* DESCRIPTION OF THE TASK *
The output should be all lines of the entries below in which the word "this" occurs.

[App and web page records]
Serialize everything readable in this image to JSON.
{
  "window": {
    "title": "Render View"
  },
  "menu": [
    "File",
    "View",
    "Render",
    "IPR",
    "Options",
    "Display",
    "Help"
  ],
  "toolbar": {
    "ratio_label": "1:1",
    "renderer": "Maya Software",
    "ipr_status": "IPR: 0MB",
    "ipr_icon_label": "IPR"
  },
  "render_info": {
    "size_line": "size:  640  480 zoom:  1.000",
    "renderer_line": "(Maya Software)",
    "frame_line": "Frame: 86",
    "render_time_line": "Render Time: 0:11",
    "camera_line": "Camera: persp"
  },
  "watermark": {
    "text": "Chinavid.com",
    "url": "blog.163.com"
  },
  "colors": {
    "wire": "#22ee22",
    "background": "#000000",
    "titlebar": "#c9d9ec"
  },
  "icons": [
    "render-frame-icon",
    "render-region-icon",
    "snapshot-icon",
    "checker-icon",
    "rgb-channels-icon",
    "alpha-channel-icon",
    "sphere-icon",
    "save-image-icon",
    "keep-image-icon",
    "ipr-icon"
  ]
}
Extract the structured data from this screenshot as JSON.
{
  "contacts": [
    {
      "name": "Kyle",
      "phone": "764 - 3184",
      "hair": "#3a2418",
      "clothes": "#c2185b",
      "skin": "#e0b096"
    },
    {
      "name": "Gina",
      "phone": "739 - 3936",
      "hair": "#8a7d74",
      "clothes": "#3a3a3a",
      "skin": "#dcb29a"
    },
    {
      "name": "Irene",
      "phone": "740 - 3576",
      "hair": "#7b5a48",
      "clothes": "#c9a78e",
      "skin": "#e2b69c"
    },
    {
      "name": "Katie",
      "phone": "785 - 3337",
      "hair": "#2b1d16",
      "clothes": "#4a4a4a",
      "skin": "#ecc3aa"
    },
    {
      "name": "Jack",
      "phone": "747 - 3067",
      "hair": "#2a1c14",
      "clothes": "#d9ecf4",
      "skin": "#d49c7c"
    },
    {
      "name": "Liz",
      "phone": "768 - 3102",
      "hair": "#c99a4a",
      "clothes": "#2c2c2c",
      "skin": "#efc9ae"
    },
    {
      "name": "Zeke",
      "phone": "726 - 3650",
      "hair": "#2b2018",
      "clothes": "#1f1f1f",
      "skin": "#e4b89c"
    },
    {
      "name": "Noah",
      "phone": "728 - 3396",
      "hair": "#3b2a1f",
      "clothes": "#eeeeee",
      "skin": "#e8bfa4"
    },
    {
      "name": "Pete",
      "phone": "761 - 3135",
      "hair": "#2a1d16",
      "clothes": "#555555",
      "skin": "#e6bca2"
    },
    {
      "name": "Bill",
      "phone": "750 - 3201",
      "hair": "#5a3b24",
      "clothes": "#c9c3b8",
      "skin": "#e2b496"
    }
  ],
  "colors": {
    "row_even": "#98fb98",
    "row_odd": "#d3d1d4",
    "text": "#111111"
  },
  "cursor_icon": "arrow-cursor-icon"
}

* RESPONSE *
Serialize everything readable in this image to JSON.
Extract the structured data from this screenshot as JSON.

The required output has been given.